 So Im trying to figure out how much my MH system is costing me a month. Its 150 MH bulb with 2 65watt actinics. Its on for 11 hours day. I live in Omaha NE so i dont really know what to guess as far as electricity rates. Last month I used 2229 kWh and it cost me \$223. Im trying to figure how much I could save a month by switching to four 21 watt LED lights. I just cant wrap my brain around all the math.

HYDRO USAGE EXAMPLE 1:  Our first example is a community arena currently using 50 400 watt Metal Halide lights.  At first glance, you would think that 50 400 watt lights would consume 20,000 watts of electricity each hour (50 x 400w = 20,000w).  This isn’t true.

In fact, a 400 watt Metal Haide light actually consumes 452 watts, due to the ballast factor. In actuality, the 50 400 watt lights consume 22,600 watts of power each hour, or 22.6 kilowatt hours ( kWh) of hydro each hour.  With a blended hydro cost of 17¢/kWh, and operating for 4,000 hours each year, the arena currently spends \$15,368 on hydro for lighting (22.6kWh x \$0.17/kWh x 4000hrs = \$15,368).

After producing an engineered lighting report, we recommended this client switch to two lights from the LusioFlex Essentials Series; 40 Flex ES3V-6MS and 10 Flex ES3VU-6MS lights.  The ES3V-6MS consumes only 146 watts and the ES3VU-6MS consumes 186 watts.  In total, these 50 new lights only consume a total of 7.7 kWh each hour.  The annual operating cost of this new lighting plan is only \$5,236 annually.

Once this case, the new lighting will save this arena 14.7 kWh each hour – that’s a reduction of almost 66%.  Assuming the hydro rate stays at 17¢ kWh (we know it will rise, but let’s be conservative here) they’ll save \$10,132 annually in hydro.

Metal halide fixtures provide indoor and outdoor illumination in many places that require wide overhead lighting such as athletic facilities, parking lots, warehouses and factories. Metal halide bulbs are valued for their high luminous efficacy (75-100 lumens/watt) and intense white light.

The upfront costs of these fixtures may be low but when maintenance and electricity costs are taken into account, the overall cost is rather high. Let’s look at the math behind calculating the operating costs.

Determine the number of actual watts used by one of your fixtures. Use the fixture wattage + wattage used by the associated ballast. Typical wattages are shown below.

175 watt fixture = 205 actual watts

250 watt fixture = 290 actual watts

400 watt fixture = 458 actual watts

1000 watt fixture = 1081 actual watts

Multiply the watts that your fixture uses by the total number of fixtures that you have to determine total watts. (single fixture watts) x (number of fixtures) = TOTAL WATTS

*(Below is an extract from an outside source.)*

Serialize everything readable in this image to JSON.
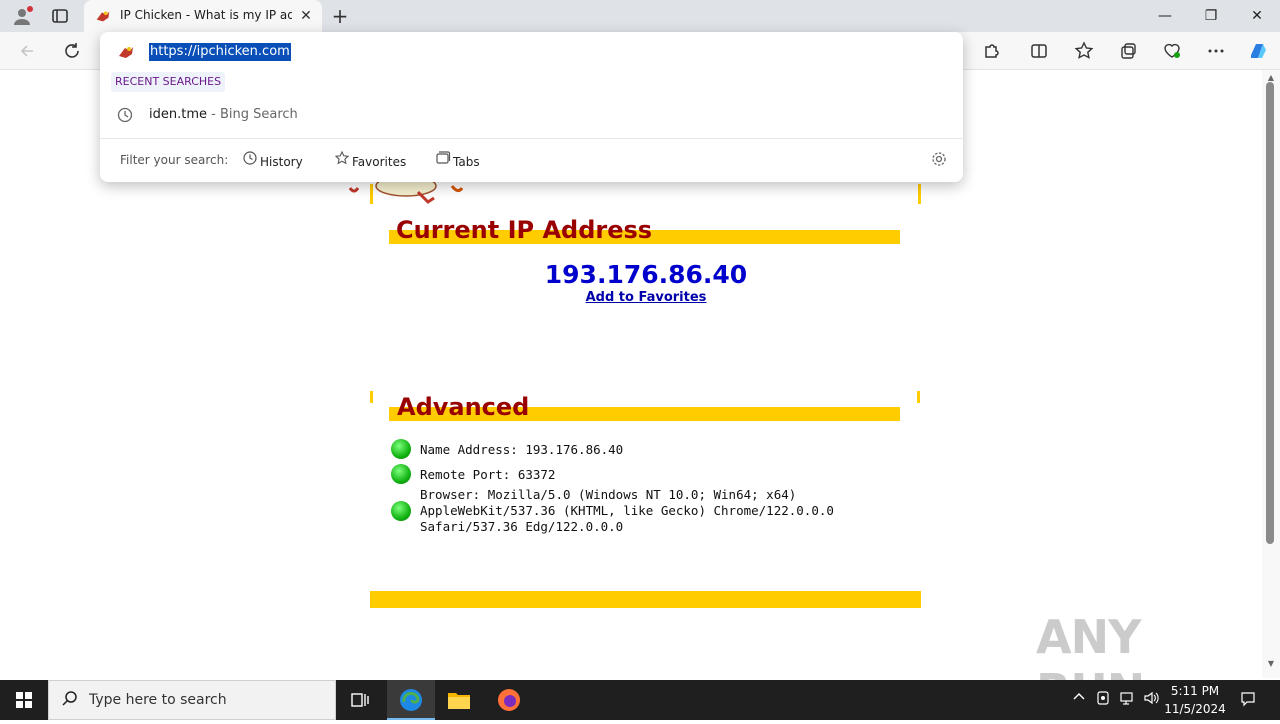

Example: (290 watts) x (30 fixtures) = 8700 total watts

Divide total watts (from step 2) by 1000 to determine total kilowatts. TOTAL WATTS/1000 = TOTAL KILOWATTS

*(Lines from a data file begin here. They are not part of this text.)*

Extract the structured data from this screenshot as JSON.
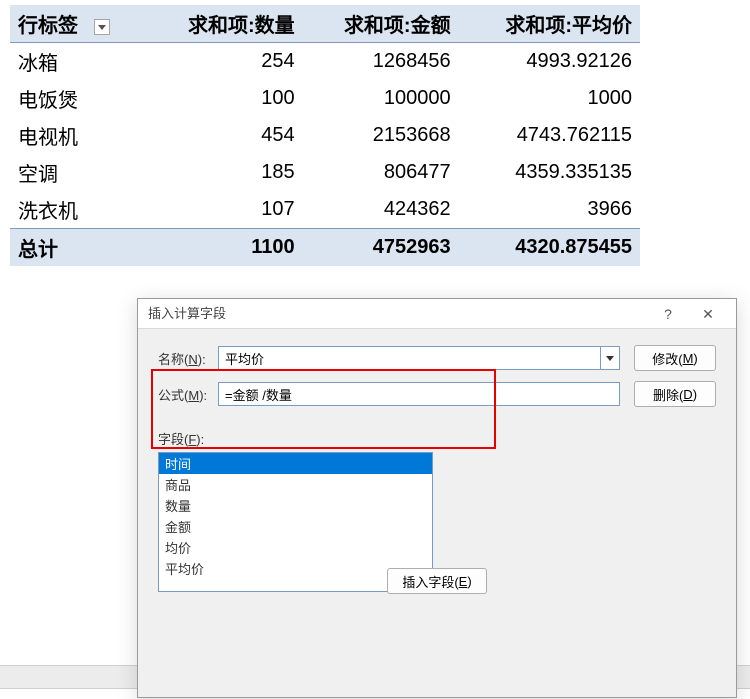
{
  "pivot": {
    "headers": {
      "rowlabel": "行标签",
      "col1": "求和项:数量",
      "col2": "求和项:金额",
      "col3": "求和项:平均价"
    },
    "rows": [
      {
        "label": "冰箱",
        "c1": "254",
        "c2": "1268456",
        "c3": "4993.92126"
      },
      {
        "label": "电饭煲",
        "c1": "100",
        "c2": "100000",
        "c3": "1000"
      },
      {
        "label": "电视机",
        "c1": "454",
        "c2": "2153668",
        "c3": "4743.762115"
      },
      {
        "label": "空调",
        "c1": "185",
        "c2": "806477",
        "c3": "4359.335135"
      },
      {
        "label": "洗衣机",
        "c1": "107",
        "c2": "424362",
        "c3": "3966"
      }
    ],
    "total": {
      "label": "总计",
      "c1": "1100",
      "c2": "4752963",
      "c3": "4320.875455"
    }
  },
  "dialog": {
    "title": "插入计算字段",
    "help": "?",
    "close": "✕",
    "name_label_pre": "名称(",
    "name_label_u": "N",
    "name_label_post": "):",
    "name_value": "平均价",
    "formula_label_pre": "公式(",
    "formula_label_u": "M",
    "formula_label_post": "):",
    "formula_value": "=金额 /数量",
    "modify_pre": "修改(",
    "modify_u": "M",
    "modify_post": ")",
    "delete_pre": "删除(",
    "delete_u": "D",
    "delete_post": ")",
    "fields_label_pre": "字段(",
    "fields_label_u": "F",
    "fields_label_post": "):",
    "fields": [
      "时间",
      "商品",
      "数量",
      "金额",
      "均价",
      "平均价"
    ],
    "insert_pre": "插入字段(",
    "insert_u": "E",
    "insert_post": ")"
  }
}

Example: 8700 total watts / 1000 = 8.7 total kilowatts

Determine how many hours your lights are on per year. This doesn’t need to be exact, just a rough estimate. Start by determining how long they are on per day and then multiply number of days per year. For our example, we will use 3,000 hours per year.

Calculate kilowatt hours, which are typically used for billing units for energy delivered by electric utilities. (total kilowatts) x (hours per year) = KILOWATT HOURS

Example: 8.7 x 3,000 = 26,100 kilowatt hours

Determine the amount charged by your electric utility per kilowatt hour and calculate annual energy cost. (price per kilowatt hour) x (kilowatt hours) = ANNUAL ENERGY COST

Example: \$0.09 x 26,100 = \$2,349.00

Calculate how much it costs per year for each light fixture that you have. (annual energy cost) / (number of fixtures) = ANNUAL ENERGY COST PER FIXTURE

Example: \$2,349.00 / 30 = \$78.30

The final calculations for annual energy costs are then added to the initial cost of the light fixtures and their associated bulbs. One of the main issues with metal halide bulbs is that they tend to lose 50% of their light output half way through their typical lifespan.

This is not the case for high pressure sodium, LED and induction alternatives. These alternatives also have longer average lifespans. They may have higher upfront costs (especially LEDs), but energy savings and lower maintenance costs realized over a period of time will offset this. Take some time to look at our lighting selection at Razorlux.com or call to speak to one of our lighting experts about your lighting needs.